He laid the blame at the provincial department of education. "Are we nothing but numbers to the department?"

He said temporary teachers were often appointed, and eventually their appointments became permanent. Several months later they were still waiting to be paid.

"Imagine that you are a young teacher, and at first you are happy that you have been appointed and when the first month goes by and you are not paid, you say that it's okay because I have a new job," Lagardien said.

"But when it carries on, for how long can you go home without any money?"

Residents in the Northern Areas recently closed down schools to protest against the lack of teachers in their schools, and the non-payment of some of those who were already employed, among other problems.

Police had to disperse the protesters on Monday with rubber bullets, teargas and a water cannon, while children from homes overlooking Standford Road continued to barricade the path and stone passing cars on Tuesday and Wednesday.

On Wednesday police blocked off the road at Gelvandale High School to prevent motorists from driving through. In the distance rocks and rubbish could be seen strewn across the road.

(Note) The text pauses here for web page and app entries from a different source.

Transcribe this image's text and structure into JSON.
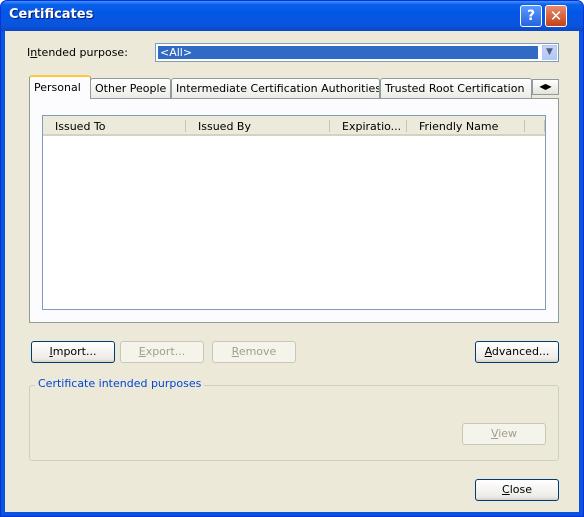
{
  "window": {
    "title": "Certificates"
  },
  "purpose": {
    "label_pre": "I",
    "label_accel": "n",
    "label_post": "tended purpose:",
    "value": "<All>"
  },
  "tabs": [
    {
      "label": "Personal",
      "active": true
    },
    {
      "label": "Other People"
    },
    {
      "label": "Intermediate Certification Authorities"
    },
    {
      "label": "Trusted Root Certification"
    }
  ],
  "list": {
    "columns": [
      "Issued To",
      "Issued By",
      "Expiratio...",
      "Friendly Name"
    ],
    "rows": []
  },
  "buttons": {
    "import": {
      "accel": "I",
      "rest": "mport..."
    },
    "export": {
      "accel": "E",
      "rest": "xport..."
    },
    "remove": {
      "accel": "R",
      "rest": "emove"
    },
    "advanced": {
      "accel": "A",
      "rest": "dvanced..."
    },
    "view": {
      "accel": "V",
      "rest": "iew"
    },
    "close": {
      "accel": "C",
      "rest": "lose"
    }
  },
  "group": {
    "title": "Certificate intended purposes"
  }
}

A municipal surveillance vehicle, with a large camera on top was scouting the road from the police line.

Schools to re-open on Thursday

A meeting between parents, residents and the Northern Areas Education Forum (NAEF) decided on Tuesday night to re-open schools on Thursday after the provincial education department said it was dealing with the problems in the area.

In terms of the payment of teachers, MEC Mandla Makupula told media on Tuesday that the problem was being addressed.

He said that of the 213 teachers still waiting to be paid, only 177 would receive their salaries by August 8. There were no indication when the other 36 teachers would be paid.

"It is a problem of the system. All teachers who have done their work must be paid," Makupula said.

Lagardien said: "It is always a system problem."

Marlon Daniels, a community activist and member of NAEF, told News24 on Wednesday that the department had not told them when the other teachers would be paid.

"With those who fell through the cracks, there is no clear commitment from them [the department]."

He said the department needed to cut through the red tape surrounding the payments of teachers, because they were only paid at specific times.

"Even if they [the department] gives a cheque, that would be ok."

NAEF secretary Richard Draai told News24 that the process of sorting out the salaries was on-going.

Draai could not confirm that an unpaid teacher had lost his home because he could not make payments on it.

"There are teachers that are struggling, but they don't want to put their names out there because they don't want to be victimised."

Bruce Damons, principal of the Sapphire Road Primary School, told News24: "We have two substitute teachers that have not been paid since the last quarter."

When asked how the teachers survived without a salary, he said the school's governing body (SGB) advanced them money, which the SGB would eventually claim back from the department.